■ EXCERPTED DATA ■
-- Opening Marker --

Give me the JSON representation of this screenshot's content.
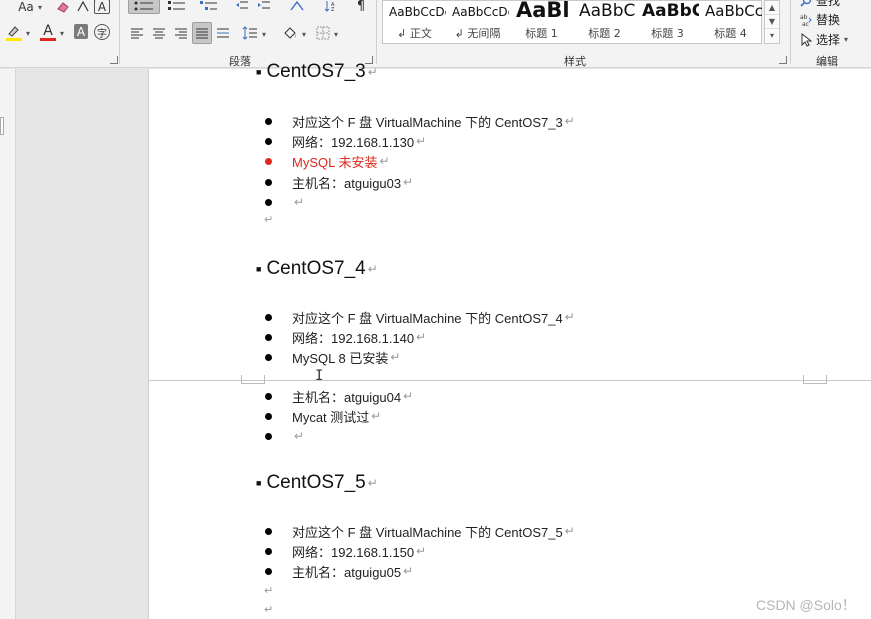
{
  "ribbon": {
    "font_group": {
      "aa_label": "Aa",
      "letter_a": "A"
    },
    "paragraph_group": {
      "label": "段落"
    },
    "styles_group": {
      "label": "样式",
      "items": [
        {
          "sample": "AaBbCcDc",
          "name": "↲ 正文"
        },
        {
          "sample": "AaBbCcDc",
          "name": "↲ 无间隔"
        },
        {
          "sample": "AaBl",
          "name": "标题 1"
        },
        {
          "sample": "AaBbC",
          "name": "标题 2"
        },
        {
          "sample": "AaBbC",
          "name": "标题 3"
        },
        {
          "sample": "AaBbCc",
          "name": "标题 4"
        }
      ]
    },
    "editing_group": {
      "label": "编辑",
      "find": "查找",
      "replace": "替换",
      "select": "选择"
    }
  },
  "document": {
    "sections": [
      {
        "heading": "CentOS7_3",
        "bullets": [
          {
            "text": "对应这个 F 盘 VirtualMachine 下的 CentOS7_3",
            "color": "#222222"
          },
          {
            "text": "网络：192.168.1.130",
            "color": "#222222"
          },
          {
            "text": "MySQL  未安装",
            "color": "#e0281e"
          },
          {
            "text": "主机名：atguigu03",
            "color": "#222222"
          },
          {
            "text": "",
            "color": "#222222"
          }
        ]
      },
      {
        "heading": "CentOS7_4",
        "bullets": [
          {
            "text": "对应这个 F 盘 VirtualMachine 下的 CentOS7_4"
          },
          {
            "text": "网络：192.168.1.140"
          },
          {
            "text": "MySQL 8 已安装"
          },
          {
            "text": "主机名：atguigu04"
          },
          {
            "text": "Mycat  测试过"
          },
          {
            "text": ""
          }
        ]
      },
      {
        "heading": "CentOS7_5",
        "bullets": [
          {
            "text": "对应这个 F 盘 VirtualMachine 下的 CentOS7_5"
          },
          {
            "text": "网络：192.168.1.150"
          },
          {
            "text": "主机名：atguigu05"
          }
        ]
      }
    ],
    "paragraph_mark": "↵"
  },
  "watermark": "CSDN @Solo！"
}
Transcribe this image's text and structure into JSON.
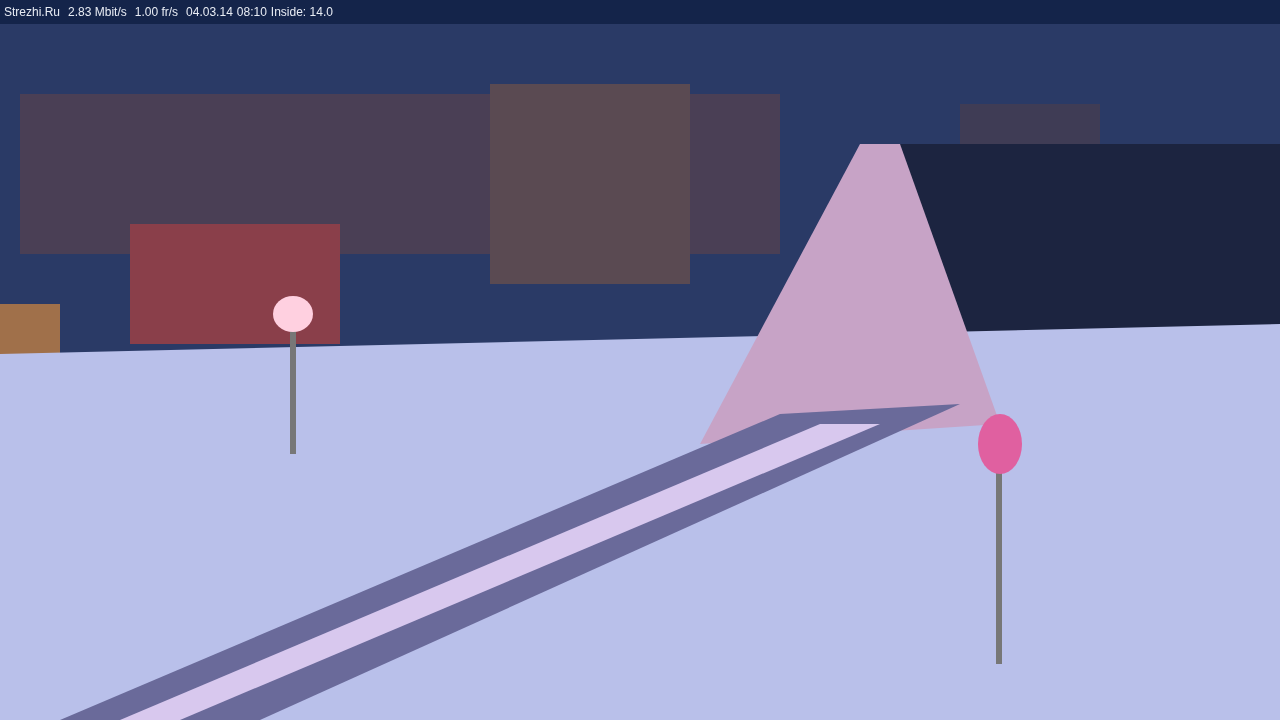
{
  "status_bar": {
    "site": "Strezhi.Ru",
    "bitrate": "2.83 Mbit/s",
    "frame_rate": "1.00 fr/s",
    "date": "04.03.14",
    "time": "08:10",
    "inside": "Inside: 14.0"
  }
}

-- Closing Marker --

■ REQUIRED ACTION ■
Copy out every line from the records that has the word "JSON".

■ FINISHED TASK ■
Give me the JSON representation of this screenshot's content.
Transcribe this image's text and structure into JSON.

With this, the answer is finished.